S.C. Prayer Plaintiff Faces Wrath Of Community Over Lawsuit

A South Carolina woman who filed a successful lawsuit challenging government-sponsored\n prayers in the town of Great Falls has become a target for harassment and intimidation.

Darla Kaye Wynne, a Wiccan, filed suit challenging the Great Falls Town Council’s\n practice of opening its sessions with Christian prayer. In July, the 4th U.S.\n Circuit Court of Appeals ruled in her favor, holding that town officials may\n continue offering invocations but may not consistently employ Christian prayer.

Some people in town have not reacted well to the controversy. In August,\n someone broke into Wynne’s home and beheaded her pet parrot. Next to\n the dead bird was a note reading, “You’re next!”

Wynne says she won’t be driven out of town.

“I’ve been devastated by all of this here,” she told the\n Columbia State. “People have asked me why I don’t just\n leave, but if I left, it would be like the people who did this won.
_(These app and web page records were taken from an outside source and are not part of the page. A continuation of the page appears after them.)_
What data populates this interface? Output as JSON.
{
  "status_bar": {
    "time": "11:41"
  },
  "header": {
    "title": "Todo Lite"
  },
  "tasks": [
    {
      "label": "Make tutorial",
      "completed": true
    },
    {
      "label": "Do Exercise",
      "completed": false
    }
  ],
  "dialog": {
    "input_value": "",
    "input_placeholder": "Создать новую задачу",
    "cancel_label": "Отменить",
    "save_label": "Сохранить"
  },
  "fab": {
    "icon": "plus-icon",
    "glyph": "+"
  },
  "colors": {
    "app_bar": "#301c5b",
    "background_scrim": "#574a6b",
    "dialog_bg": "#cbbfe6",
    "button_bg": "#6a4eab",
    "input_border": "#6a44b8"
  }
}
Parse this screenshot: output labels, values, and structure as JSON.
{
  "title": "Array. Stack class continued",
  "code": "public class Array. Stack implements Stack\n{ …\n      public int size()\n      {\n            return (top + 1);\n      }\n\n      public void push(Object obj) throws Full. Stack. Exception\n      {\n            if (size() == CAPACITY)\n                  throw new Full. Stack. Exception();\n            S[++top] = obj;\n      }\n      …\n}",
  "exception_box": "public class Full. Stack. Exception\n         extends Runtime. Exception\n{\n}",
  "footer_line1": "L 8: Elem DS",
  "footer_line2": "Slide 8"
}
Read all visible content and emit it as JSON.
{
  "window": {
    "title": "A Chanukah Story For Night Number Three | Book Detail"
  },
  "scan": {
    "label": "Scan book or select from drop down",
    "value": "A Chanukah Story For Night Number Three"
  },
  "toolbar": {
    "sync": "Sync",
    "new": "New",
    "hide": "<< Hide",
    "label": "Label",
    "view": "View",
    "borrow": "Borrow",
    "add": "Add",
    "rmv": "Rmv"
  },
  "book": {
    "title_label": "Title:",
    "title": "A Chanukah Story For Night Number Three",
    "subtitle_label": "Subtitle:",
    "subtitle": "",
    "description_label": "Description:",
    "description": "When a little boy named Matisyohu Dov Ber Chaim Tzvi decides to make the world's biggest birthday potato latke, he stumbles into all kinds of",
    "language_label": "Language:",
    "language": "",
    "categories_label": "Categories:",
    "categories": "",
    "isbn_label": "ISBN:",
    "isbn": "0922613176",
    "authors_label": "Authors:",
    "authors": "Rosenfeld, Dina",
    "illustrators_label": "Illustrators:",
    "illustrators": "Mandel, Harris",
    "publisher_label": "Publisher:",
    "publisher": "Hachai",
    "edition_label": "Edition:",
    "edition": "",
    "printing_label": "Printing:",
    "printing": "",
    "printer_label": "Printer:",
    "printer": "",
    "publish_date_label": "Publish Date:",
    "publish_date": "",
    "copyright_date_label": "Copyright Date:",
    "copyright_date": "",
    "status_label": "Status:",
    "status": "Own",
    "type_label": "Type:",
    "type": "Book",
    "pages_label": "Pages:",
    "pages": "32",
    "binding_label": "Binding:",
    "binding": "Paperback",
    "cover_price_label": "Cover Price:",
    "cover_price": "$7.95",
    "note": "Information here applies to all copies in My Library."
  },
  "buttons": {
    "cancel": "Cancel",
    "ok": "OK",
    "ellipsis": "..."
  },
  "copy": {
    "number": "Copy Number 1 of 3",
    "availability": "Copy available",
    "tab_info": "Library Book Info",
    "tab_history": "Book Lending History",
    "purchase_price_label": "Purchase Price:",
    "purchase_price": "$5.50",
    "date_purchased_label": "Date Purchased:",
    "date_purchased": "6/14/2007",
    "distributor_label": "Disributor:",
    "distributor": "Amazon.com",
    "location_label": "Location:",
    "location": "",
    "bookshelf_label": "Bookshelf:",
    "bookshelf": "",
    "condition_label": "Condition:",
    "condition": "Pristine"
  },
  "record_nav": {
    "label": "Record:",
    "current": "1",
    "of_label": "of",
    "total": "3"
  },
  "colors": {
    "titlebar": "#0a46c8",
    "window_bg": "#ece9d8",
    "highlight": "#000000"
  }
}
You couldn’t\n pry me out of this town now.”

Wynne, who has several pets, said some of her cats have been killed and her\n Yorkshire terriers were beaten.

Police officials in town say they are investigating the incidents. Town officials\n also condemned the harassment.

Wynne, who moved to Great Falls from North Carolina in 1998 after a divorce,\n said she first attended a council meeting to inquire about getting drug dealers\n off her block. She says she ended up being quizzed about the bumper stickers\n on her truck that promote Wicca, a pre-Christian nature-based religion.

Raised a Southern Baptist in Louis­iana, Wynne converted to Wicca in\n her 20s and is now a high priestess. Wynne said she continued attending council\n meetings but grew uncomfortable with the Christian prayers. She suggested that\n the council shift to a non-sectarian prayer or that members of other faiths\n be allowed to give invocations, but the council refused. In 2001, she filed\n a lawsuit and won backing from the American Civil Liberties Union. (Americans\n United filed a friend-of-the-court brief on her behalf.)

Great Falls officials have asked the entire 4th Circuit, which consists of\n 14 judges, to rehear the case. In the meantime, the council is offering invocations\n that invoke God but not Jesus.

The council has also approved a new religious diversity policy. It states\n in part, “The town of Great Falls believes in the freedom of religion\n and welcomes into its community persons of any and all religious faiths and\n persons who hold no religious beliefs.”